Though sales of Kawasaki’s flagship 4-stroke powered W1 650cc remained buoyant, the performance focused 2-stroke 250cc A1 Samurai was launched in 1966. Featuring a sophisticated (for the time) dual rotary disc valve engine boasting over 30bhp, the A1 had 0-60 times that left rivals from Yamaha, Honda and Suzuki in its wake. In 1967, the 350cc A7 Avenger was launched, essentially a bigger bore version of the Samurai, the A7 offered even more impressive performance. Developed from the A1, the A1R featured a close ratio gearbox, special cylinders and outboard mounted Mikuni carburettors. Offered in limited numbers, this ‘production racer’ saw success throughout the world at national and international level and is now highly sought after by race bike collectors. In 1969 British rider Dave Simmonds gave Kawasaki its first ever GP and TT wins riding a by then ageing factory KA-125 racer. At the end of season, Simmonds was crowned 125cc World Champion. Notably Simmonds was also to give Kawasaki its first ever 500cc Grand Prix win in 1971 at Jarama. Sadly he was to lose his life in a tragic paddock accident in France in 1972.

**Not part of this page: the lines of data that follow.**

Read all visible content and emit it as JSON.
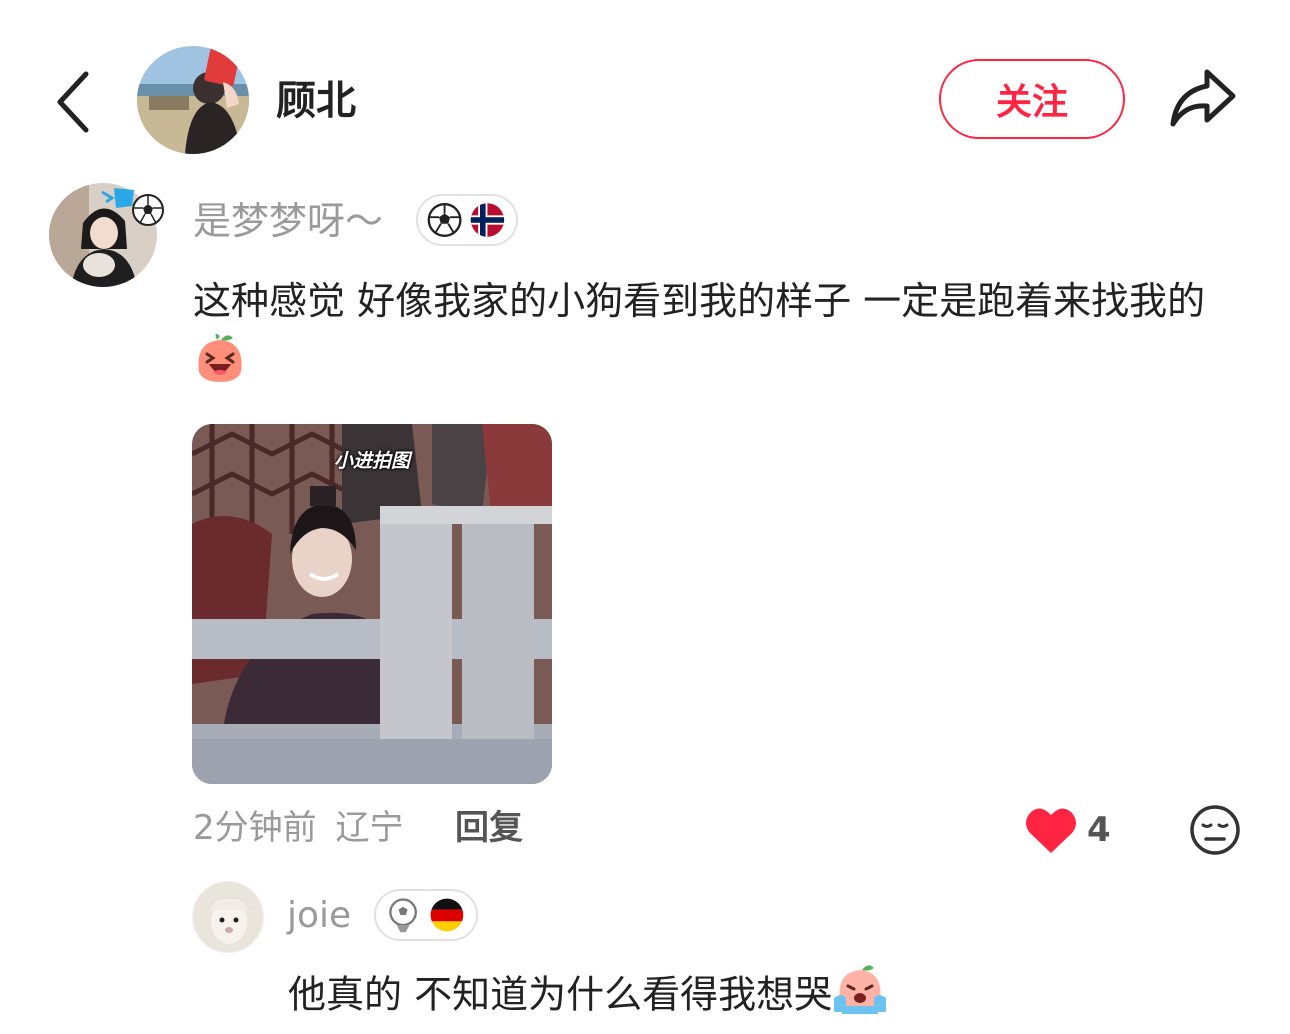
{
  "header": {
    "author_name": "顾北",
    "follow_label": "关注",
    "icons": {
      "back": "chevron-left-icon",
      "share": "share-arrow-icon"
    }
  },
  "comment": {
    "user_name": "是梦梦呀～",
    "text": "这种感觉 好像我家的小狗看到我的样子 一定是跑着来找我的",
    "text_emoji": "laughing-face-emoji",
    "badge_icons": [
      "soccer-ball-icon",
      "norway-flag-icon"
    ],
    "image_caption": "小进拍图",
    "time": "2分钟前",
    "location": "辽宁",
    "reply_label": "回复",
    "like_count": "4",
    "liked": true
  },
  "reply": {
    "user_name": "joie",
    "badge_icons": [
      "soccer-ball-icon",
      "germany-flag-icon"
    ],
    "text": "他真的 不知道为什么看得我想哭",
    "text_emoji": "crying-face-emoji"
  },
  "colors": {
    "accent": "#ff2442",
    "secondary_text": "#9a9a9a",
    "primary_text": "#222222"
  }
}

Inspired by the success of the A1 and A7 machines, 1969 saw the introduction of the now legendary 500cc H1 Mach III. Aiming to produce a high performance 500cc machine to see off competition from mid-size machines such as Suzuki’s T500 and Honda’s CB450, both of which were selling well in the USA, the Mach III produced 60bhp from its 3-cylinder 2-stroke motor. While noting that it was blisteringly quick, many contemporary road testers commented on the 500’s ‘exciting’ (some might suggest ‘frightening’) handling characteristics. That said, the 500 remained in production until 1976 with few major changes but final KH500 models offered slightly less power and marginally better handling.

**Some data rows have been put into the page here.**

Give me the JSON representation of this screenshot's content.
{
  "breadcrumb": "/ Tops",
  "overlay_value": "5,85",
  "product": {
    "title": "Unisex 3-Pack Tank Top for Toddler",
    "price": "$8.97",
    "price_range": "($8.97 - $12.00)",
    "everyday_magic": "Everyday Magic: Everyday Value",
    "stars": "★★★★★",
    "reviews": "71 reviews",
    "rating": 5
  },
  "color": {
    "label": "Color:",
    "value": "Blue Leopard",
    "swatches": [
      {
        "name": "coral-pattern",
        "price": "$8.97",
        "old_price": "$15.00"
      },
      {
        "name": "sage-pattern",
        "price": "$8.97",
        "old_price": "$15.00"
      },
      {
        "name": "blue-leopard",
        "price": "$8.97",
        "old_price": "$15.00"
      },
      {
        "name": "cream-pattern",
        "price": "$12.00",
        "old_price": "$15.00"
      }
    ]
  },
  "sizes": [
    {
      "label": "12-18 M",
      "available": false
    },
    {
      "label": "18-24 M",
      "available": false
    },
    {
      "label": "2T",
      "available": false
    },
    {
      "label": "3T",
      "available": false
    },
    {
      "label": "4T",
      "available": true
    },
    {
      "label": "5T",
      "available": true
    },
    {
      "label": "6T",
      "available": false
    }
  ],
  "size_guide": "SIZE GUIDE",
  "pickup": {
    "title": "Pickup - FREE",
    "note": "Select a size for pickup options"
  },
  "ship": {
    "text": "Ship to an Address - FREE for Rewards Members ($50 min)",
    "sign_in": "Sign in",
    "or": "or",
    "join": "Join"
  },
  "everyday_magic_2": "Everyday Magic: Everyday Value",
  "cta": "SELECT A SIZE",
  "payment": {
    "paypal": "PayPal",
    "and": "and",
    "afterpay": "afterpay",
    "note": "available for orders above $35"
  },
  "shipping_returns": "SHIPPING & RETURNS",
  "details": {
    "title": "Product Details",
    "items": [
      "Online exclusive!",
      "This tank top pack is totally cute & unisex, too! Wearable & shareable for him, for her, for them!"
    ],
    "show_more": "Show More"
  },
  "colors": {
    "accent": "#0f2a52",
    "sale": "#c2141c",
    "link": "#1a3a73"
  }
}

Still a triple, though featuring a completely new engine rather than simply an enlarged 500, the Kawasaki H2 Mach IV of 1971 lays claim to being the ultimate road going 2-stroke. With 74bhp on tap the H2 was a formidable powerhouse, able to wheelie at a twist of the throttle and capable of 12 second quarter mile performance, making it the ‘must have’ machine for street bike class drag racing. Though still a handful with a less experienced rider on board, the H2 was a better handling bike than its smaller siblings and indeed saw some success in production circuit racing. Remaining in the Kawasaki catalogue until 1975, the H2 saw several updates, though later models offered slightly more refined performance whilst giving up a small amount of horsepower. All Kawasaki 750 2-strokes are now considered classic machines and values have risen considerably in the past few years.

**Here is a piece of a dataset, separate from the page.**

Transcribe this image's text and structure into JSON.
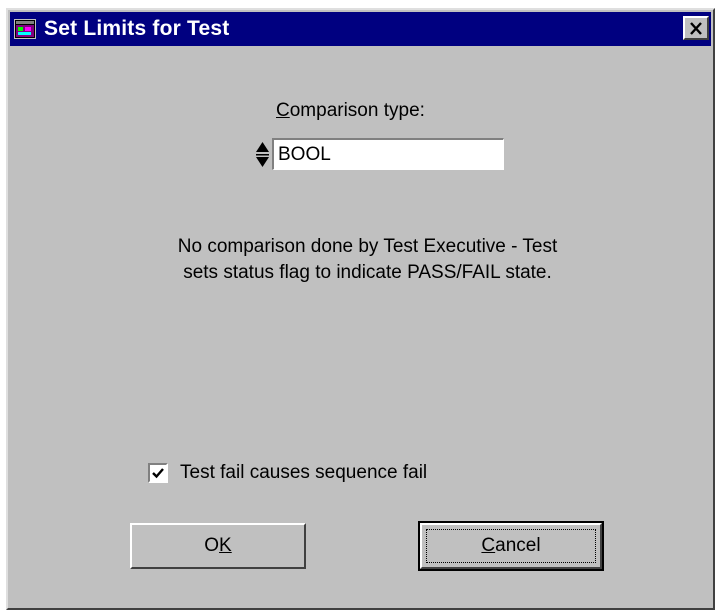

By the mid 70’s the market for large capacity 2-stroke road bikes had dwindled, but in Britain and Japan the 250cc was still popular and dominated by rivals Suzuki and Yamaha. In 1988 Kawasaki introduced the KR-1, a race replica 2-stroke parallel twin sports bike. Offering a near 140mph top speed and excellent handling, the bike developed with minor changes into the KR1-S. Very collectible now but hard to find as many were converted into race bikes such was their potential.

As with other Japanese motorcycle manufacturers competition success was important in the drive to increase sales of street bikes. By the early 1970’s 2-strokes were dominant in most forms of motorcycle sport and Kawasaki pushed ahead with development of their 500 H1-R and later KR750 2-stroke racers. Known as the ‘Green Meanies’, works Kawasaki racers were painted in a lurid lime green instantly setting them apart from the rest of the field and riders including Ginger Molloy, Yvon Du Hamel, Barry Ditchburn and Mick Grant would ride them to national and international victories in both GP and TT events. The KR250 of 1975 featured an inline twin cylinder 2-stroke engine, as did the 350cc version introduced in 1978. An innovative design (later used by Rotax with their 256 twin engine), both the 250 and 350cc versions proved hugely successful being winning multiple World Championships ridden by Kork Ballington and Anton Mang. Off road sport has always been important to Kawasaki too, the KX range of 2-stroke motocross bikes entering production in 1974. Early KX MX’ers are now very collectible as is Kawasaki’s 70’s 2-stroke trials machine the KT250.